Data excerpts

▼

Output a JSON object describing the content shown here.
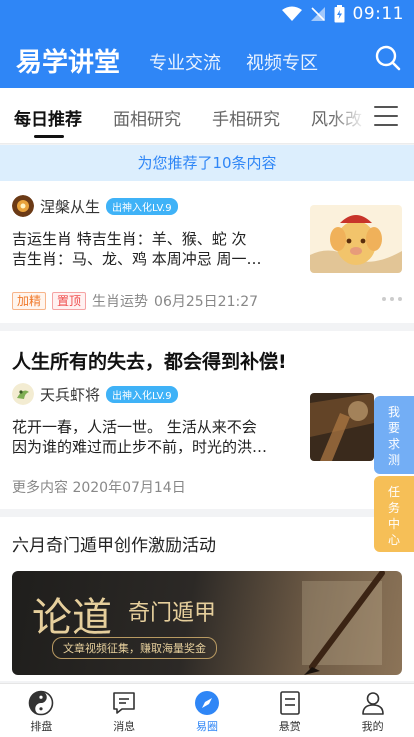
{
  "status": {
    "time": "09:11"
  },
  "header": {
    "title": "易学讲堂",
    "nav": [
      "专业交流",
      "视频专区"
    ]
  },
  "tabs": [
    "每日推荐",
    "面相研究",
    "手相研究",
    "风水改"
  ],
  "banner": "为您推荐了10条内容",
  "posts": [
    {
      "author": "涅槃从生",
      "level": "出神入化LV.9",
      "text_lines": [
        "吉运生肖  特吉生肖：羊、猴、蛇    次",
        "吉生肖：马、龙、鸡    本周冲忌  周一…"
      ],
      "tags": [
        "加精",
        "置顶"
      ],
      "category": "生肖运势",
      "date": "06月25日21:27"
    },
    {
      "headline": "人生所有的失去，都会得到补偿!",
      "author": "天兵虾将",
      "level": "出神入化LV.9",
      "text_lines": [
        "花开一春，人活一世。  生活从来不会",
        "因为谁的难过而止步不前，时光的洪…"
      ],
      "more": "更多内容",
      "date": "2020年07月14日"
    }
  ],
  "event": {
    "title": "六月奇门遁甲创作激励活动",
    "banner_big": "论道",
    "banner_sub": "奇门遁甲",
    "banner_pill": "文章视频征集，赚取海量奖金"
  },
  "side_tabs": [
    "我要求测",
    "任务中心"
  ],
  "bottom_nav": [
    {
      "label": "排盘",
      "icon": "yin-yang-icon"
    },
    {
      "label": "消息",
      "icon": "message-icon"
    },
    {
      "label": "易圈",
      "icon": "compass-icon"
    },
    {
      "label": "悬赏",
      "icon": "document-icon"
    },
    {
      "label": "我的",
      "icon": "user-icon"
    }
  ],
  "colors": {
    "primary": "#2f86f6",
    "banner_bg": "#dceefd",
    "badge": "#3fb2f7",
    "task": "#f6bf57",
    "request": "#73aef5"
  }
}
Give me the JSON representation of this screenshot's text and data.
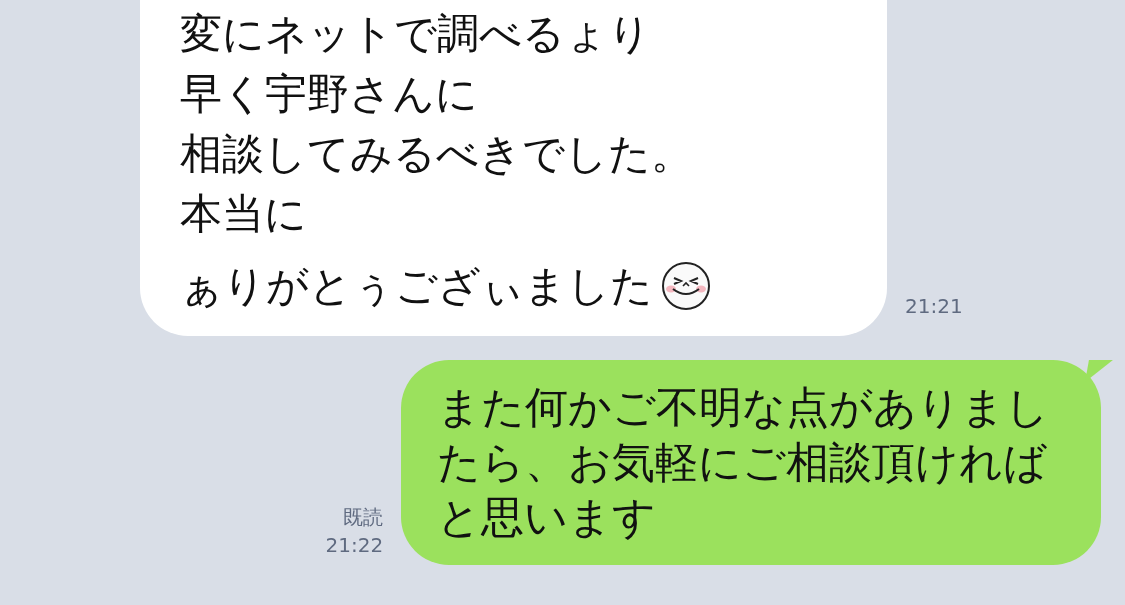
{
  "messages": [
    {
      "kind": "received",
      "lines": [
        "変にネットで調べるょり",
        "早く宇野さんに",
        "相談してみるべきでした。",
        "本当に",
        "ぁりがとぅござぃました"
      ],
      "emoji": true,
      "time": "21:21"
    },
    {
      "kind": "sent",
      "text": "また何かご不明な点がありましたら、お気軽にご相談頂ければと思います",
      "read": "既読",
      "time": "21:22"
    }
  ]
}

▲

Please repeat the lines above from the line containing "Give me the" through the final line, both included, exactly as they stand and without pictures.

Give me the JSON representation of this screenshot's text and data.
{
  "messages": [
    {
      "kind": "received",
      "lines": [
        "変にネットで調べるょり",
        "早く宇野さんに",
        "相談してみるべきでした。",
        "本当に",
        "ぁりがとぅござぃました"
      ],
      "emoji": true,
      "time": "21:21"
    },
    {
      "kind": "sent",
      "text": "また何かご不明な点がありましたら、お気軽にご相談頂ければと思います",
      "read": "既読",
      "time": "21:22"
    }
  ]
}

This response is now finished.